What is needed here is a word-for-word copy of all the entries below.

Web page and app entries:
========
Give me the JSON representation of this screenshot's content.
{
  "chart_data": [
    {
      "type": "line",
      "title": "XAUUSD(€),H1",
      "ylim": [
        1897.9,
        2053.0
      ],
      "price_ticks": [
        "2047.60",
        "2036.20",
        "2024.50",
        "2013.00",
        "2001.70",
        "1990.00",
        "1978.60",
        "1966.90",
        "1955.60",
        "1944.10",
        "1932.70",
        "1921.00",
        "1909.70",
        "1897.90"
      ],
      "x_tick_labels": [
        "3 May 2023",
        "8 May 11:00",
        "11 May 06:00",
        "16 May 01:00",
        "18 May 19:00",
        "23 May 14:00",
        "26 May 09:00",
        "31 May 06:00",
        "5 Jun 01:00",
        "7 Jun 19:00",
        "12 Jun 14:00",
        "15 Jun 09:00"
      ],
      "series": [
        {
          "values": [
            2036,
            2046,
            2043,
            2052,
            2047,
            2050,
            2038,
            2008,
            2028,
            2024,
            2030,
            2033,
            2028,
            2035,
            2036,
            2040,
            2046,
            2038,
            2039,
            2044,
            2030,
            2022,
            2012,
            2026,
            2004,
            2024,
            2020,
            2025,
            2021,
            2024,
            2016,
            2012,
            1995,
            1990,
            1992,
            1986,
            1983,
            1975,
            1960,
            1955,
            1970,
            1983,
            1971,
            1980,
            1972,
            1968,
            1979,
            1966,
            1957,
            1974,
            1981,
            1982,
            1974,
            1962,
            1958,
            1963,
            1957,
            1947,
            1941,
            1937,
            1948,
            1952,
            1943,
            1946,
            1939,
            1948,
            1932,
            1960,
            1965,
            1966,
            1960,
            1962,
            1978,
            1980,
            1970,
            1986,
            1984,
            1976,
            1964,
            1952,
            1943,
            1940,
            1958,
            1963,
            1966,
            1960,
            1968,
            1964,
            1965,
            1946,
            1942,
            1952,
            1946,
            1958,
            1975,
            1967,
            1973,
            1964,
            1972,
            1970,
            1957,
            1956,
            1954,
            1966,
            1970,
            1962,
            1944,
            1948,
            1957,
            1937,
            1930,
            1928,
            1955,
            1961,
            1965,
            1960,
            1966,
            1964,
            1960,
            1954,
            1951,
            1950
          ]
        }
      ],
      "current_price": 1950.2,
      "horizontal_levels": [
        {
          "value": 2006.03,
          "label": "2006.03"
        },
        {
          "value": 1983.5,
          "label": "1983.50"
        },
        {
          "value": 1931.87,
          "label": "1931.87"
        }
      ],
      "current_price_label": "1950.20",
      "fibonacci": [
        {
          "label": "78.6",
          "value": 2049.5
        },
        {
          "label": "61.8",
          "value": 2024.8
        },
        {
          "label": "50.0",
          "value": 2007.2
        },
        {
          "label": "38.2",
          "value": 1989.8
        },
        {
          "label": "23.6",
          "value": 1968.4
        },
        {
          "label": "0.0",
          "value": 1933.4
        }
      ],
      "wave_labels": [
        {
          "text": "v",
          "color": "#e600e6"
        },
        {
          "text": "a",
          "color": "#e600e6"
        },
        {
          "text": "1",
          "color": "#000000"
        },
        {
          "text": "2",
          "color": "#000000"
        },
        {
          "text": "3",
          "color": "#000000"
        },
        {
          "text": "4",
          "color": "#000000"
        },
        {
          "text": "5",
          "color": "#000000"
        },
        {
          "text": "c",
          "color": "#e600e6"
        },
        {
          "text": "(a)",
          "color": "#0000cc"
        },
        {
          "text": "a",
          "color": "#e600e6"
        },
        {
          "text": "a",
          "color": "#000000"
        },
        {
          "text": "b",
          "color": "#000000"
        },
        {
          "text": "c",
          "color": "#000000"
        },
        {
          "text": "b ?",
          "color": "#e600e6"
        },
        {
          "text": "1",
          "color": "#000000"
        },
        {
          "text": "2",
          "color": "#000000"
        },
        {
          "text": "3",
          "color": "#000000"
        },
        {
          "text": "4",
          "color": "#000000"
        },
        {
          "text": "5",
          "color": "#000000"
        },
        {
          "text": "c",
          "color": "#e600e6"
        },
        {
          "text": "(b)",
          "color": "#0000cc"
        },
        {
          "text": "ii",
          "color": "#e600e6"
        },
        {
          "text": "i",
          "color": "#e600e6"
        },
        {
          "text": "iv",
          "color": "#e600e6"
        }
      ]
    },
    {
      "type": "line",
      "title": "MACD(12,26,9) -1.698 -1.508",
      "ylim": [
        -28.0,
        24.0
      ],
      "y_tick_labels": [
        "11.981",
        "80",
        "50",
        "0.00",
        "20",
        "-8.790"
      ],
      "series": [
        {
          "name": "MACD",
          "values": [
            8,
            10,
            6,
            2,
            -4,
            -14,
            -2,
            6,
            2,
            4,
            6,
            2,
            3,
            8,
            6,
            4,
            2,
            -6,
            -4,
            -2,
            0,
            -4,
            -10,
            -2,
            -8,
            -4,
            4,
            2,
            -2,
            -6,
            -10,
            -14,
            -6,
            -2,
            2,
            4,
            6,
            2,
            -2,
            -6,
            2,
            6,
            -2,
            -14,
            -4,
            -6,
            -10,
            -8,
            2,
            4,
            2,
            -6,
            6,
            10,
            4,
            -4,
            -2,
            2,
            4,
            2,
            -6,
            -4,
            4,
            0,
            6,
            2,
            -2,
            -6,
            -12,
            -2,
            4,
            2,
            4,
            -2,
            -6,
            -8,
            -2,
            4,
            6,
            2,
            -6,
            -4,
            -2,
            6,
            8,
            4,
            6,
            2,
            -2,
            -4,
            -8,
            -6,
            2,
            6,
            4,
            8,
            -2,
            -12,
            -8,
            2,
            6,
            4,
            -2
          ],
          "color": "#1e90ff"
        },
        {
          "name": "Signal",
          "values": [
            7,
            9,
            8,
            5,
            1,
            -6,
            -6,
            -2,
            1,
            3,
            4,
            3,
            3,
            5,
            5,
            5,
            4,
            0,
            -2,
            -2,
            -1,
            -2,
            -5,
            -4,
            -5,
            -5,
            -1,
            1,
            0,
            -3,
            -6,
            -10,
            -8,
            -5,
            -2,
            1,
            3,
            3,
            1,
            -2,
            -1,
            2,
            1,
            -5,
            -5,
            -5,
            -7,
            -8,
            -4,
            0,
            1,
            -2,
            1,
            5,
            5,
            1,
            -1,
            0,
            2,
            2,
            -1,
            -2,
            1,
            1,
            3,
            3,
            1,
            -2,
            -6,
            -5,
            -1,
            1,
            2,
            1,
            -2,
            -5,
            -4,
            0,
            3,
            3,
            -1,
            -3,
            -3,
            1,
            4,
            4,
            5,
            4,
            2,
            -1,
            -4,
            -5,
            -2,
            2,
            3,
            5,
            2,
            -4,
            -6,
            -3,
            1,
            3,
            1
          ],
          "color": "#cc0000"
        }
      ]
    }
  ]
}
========
§ Answer below
Give me the JSON representation of this screenshot's content.
{
  "chart_data": [
    {
      "type": "line",
      "title": "XAUUSD(€),H1",
      "ylim": [
        1897.9,
        2053.0
      ],
      "price_ticks": [
        "2047.60",
        "2036.20",
        "2024.50",
        "2013.00",
        "2001.70",
        "1990.00",
        "1978.60",
        "1966.90",
        "1955.60",
        "1944.10",
        "1932.70",
        "1921.00",
        "1909.70",
        "1897.90"
      ],
      "x_tick_labels": [
        "3 May 2023",
        "8 May 11:00",
        "11 May 06:00",
        "16 May 01:00",
        "18 May 19:00",
        "23 May 14:00",
        "26 May 09:00",
        "31 May 06:00",
        "5 Jun 01:00",
        "7 Jun 19:00",
        "12 Jun 14:00",
        "15 Jun 09:00"
      ],
      "series": [
        {
          "values": [
            2036,
            2046,
            2043,
            2052,
            2047,
            2050,
            2038,
            2008,
            2028,
            2024,
            2030,
            2033,
            2028,
            2035,
            2036,
            2040,
            2046,
            2038,
            2039,
            2044,
            2030,
            2022,
            2012,
            2026,
            2004,
            2024,
            2020,
            2025,
            2021,
            2024,
            2016,
            2012,
            1995,
            1990,
            1992,
            1986,
            1983,
            1975,
            1960,
            1955,
            1970,
            1983,
            1971,
            1980,
            1972,
            1968,
            1979,
            1966,
            1957,
            1974,
            1981,
            1982,
            1974,
            1962,
            1958,
            1963,
            1957,
            1947,
            1941,
            1937,
            1948,
            1952,
            1943,
            1946,
            1939,
            1948,
            1932,
            1960,
            1965,
            1966,
            1960,
            1962,
            1978,
            1980,
            1970,
            1986,
            1984,
            1976,
            1964,
            1952,
            1943,
            1940,
            1958,
            1963,
            1966,
            1960,
            1968,
            1964,
            1965,
            1946,
            1942,
            1952,
            1946,
            1958,
            1975,
            1967,
            1973,
            1964,
            1972,
            1970,
            1957,
            1956,
            1954,
            1966,
            1970,
            1962,
            1944,
            1948,
            1957,
            1937,
            1930,
            1928,
            1955,
            1961,
            1965,
            1960,
            1966,
            1964,
            1960,
            1954,
            1951,
            1950
          ]
        }
      ],
      "current_price": 1950.2,
      "horizontal_levels": [
        {
          "value": 2006.03,
          "label": "2006.03"
        },
        {
          "value": 1983.5,
          "label": "1983.50"
        },
        {
          "value": 1931.87,
          "label": "1931.87"
        }
      ],
      "current_price_label": "1950.20",
      "fibonacci": [
        {
          "label": "78.6",
          "value": 2049.5
        },
        {
          "label": "61.8",
          "value": 2024.8
        },
        {
          "label": "50.0",
          "value": 2007.2
        },
        {
          "label": "38.2",
          "value": 1989.8
        },
        {
          "label": "23.6",
          "value": 1968.4
        },
        {
          "label": "0.0",
          "value": 1933.4
        }
      ],
      "wave_labels": [
        {
          "text": "v",
          "color": "#e600e6"
        },
        {
          "text": "a",
          "color": "#e600e6"
        },
        {
          "text": "1",
          "color": "#000000"
        },
        {
          "text": "2",
          "color": "#000000"
        },
        {
          "text": "3",
          "color": "#000000"
        },
        {
          "text": "4",
          "color": "#000000"
        },
        {
          "text": "5",
          "color": "#000000"
        },
        {
          "text": "c",
          "color": "#e600e6"
        },
        {
          "text": "(a)",
          "color": "#0000cc"
        },
        {
          "text": "a",
          "color": "#e600e6"
        },
        {
          "text": "a",
          "color": "#000000"
        },
        {
          "text": "b",
          "color": "#000000"
        },
        {
          "text": "c",
          "color": "#000000"
        },
        {
          "text": "b ?",
          "color": "#e600e6"
        },
        {
          "text": "1",
          "color": "#000000"
        },
        {
          "text": "2",
          "color": "#000000"
        },
        {
          "text": "3",
          "color": "#000000"
        },
        {
          "text": "4",
          "color": "#000000"
        },
        {
          "text": "5",
          "color": "#000000"
        },
        {
          "text": "c",
          "color": "#e600e6"
        },
        {
          "text": "(b)",
          "color": "#0000cc"
        },
        {
          "text": "ii",
          "color": "#e600e6"
        },
        {
          "text": "i",
          "color": "#e600e6"
        },
        {
          "text": "iv",
          "color": "#e600e6"
        }
      ]
    },
    {
      "type": "line",
      "title": "MACD(12,26,9) -1.698 -1.508",
      "ylim": [
        -28.0,
        24.0
      ],
      "y_tick_labels": [
        "11.981",
        "80",
        "50",
        "0.00",
        "20",
        "-8.790"
      ],
      "series": [
        {
          "name": "MACD",
          "values": [
            8,
            10,
            6,
            2,
            -4,
            -14,
            -2,
            6,
            2,
            4,
            6,
            2,
            3,
            8,
            6,
            4,
            2,
            -6,
            -4,
            -2,
            0,
            -4,
            -10,
            -2,
            -8,
            -4,
            4,
            2,
            -2,
            -6,
            -10,
            -14,
            -6,
            -2,
            2,
            4,
            6,
            2,
            -2,
            -6,
            2,
            6,
            -2,
            -14,
            -4,
            -6,
            -10,
            -8,
            2,
            4,
            2,
            -6,
            6,
            10,
            4,
            -4,
            -2,
            2,
            4,
            2,
            -6,
            -4,
            4,
            0,
            6,
            2,
            -2,
            -6,
            -12,
            -2,
            4,
            2,
            4,
            -2,
            -6,
            -8,
            -2,
            4,
            6,
            2,
            -6,
            -4,
            -2,
            6,
            8,
            4,
            6,
            2,
            -2,
            -4,
            -8,
            -6,
            2,
            6,
            4,
            8,
            -2,
            -12,
            -8,
            2,
            6,
            4,
            -2
          ],
          "color": "#1e90ff"
        },
        {
          "name": "Signal",
          "values": [
            7,
            9,
            8,
            5,
            1,
            -6,
            -6,
            -2,
            1,
            3,
            4,
            3,
            3,
            5,
            5,
            5,
            4,
            0,
            -2,
            -2,
            -1,
            -2,
            -5,
            -4,
            -5,
            -5,
            -1,
            1,
            0,
            -3,
            -6,
            -10,
            -8,
            -5,
            -2,
            1,
            3,
            3,
            1,
            -2,
            -1,
            2,
            1,
            -5,
            -5,
            -5,
            -7,
            -8,
            -4,
            0,
            1,
            -2,
            1,
            5,
            5,
            1,
            -1,
            0,
            2,
            2,
            -1,
            -2,
            1,
            1,
            3,
            3,
            1,
            -2,
            -6,
            -5,
            -1,
            1,
            2,
            1,
            -2,
            -5,
            -4,
            0,
            3,
            3,
            -1,
            -3,
            -3,
            1,
            4,
            4,
            5,
            4,
            2,
            -1,
            -4,
            -5,
            -2,
            2,
            3,
            5,
            2,
            -4,
            -6,
            -3,
            1,
            3,
            1
          ],
          "color": "#cc0000"
        }
      ]
    }
  ]
}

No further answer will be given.